Welcome to the Oregon FBI’s Tech Tuesday segment. Today: Building a digital defense against the click.
You’ve heard it time and again – DON’T click on that link! Whether it came by text, email, or a social media post, that link could cause you endless grief.
That link is part of what’s called a phishing scam – phishing with a “ph”. Scam artists need you to click on the link so they can download malware onto your device or trick you into logging into what you think is a legitimate website. In seconds, you have now given them access to your phone or laptop AND the user ID and password to your bank account.
Why do you click? That part of the scam is called social engineering. The bad actor’s goal is to generate extreme fear or happiness in you – or maybe even just a strong sense of curiosity. He just needs you to act before you think.

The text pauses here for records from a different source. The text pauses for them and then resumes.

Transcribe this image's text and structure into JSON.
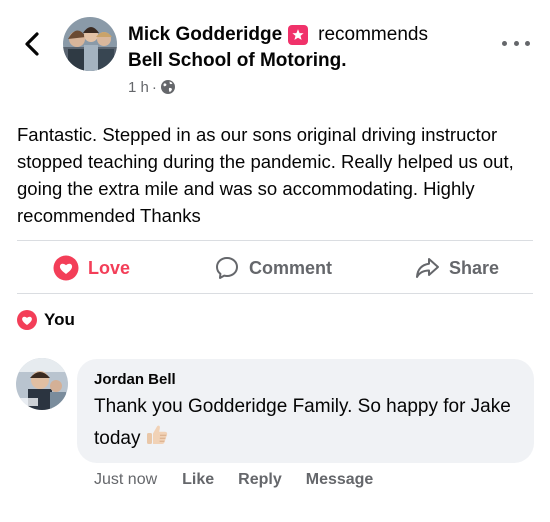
{
  "header": {
    "author": "Mick Godderidge",
    "recommends_text": "recommends",
    "page_name": "Bell School of Motoring.",
    "time": "1 h",
    "separator": "·",
    "back_icon": "chevron-left-icon",
    "more_icon": "more-horizontal-icon",
    "audience_icon": "globe-icon",
    "recommend_icon": "recommendation-star-icon"
  },
  "post": {
    "text": "Fantastic. Stepped in as our sons original driving instructor stopped teaching during the pandemic. Really helped us out, going the extra mile and was so accommodating. Highly recommended Thanks"
  },
  "actions": {
    "love": "Love",
    "comment": "Comment",
    "share": "Share"
  },
  "reactions": {
    "label": "You"
  },
  "comment": {
    "author": "Jordan Bell",
    "text": "Thank you Godderidge Family.  So happy for Jake today",
    "emoji": "thumbs-up",
    "time": "Just now",
    "like": "Like",
    "reply": "Reply",
    "message": "Message"
  },
  "colors": {
    "love_red": "#f33e58",
    "recommend_pink": "#f0326a",
    "secondary_text": "#65676b",
    "bubble_bg": "#f0f2f5"
  }
}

For instance – you receive a text with a link claiming to be a video of you. It could be innocent enough (you were eating!) or distressing (you were caught naked or in an otherwise compromising act). You really, REALLY, want to see what that video shows. (See attached image.) Don’t fall for it and certainly don’t click!
Here are some helpful hints on how to stay safe, thanks to our partners at the Federal Communications Commission (FCC):
- Don’t respond to calls or texts from unknown or suspicious numbers.
- Never share your personal or financial information via email, by text message, or over the phone.
- Be cautious if you're being pressured to share any information or make a payment immediately.
- Remember that government agencies will never call you to ask for personal information or money.
- Most importantly – don’t click any links in a text message. If a friend sends you a text with a suspicious link that seems out of character, call them to make sure they weren't hacked.
If you are the victim of an online scam, you should report the incident to the FBI’s Internet Crime Complaint Center at [www.ic3.gov]www.ic3.gov or call your FBI local office.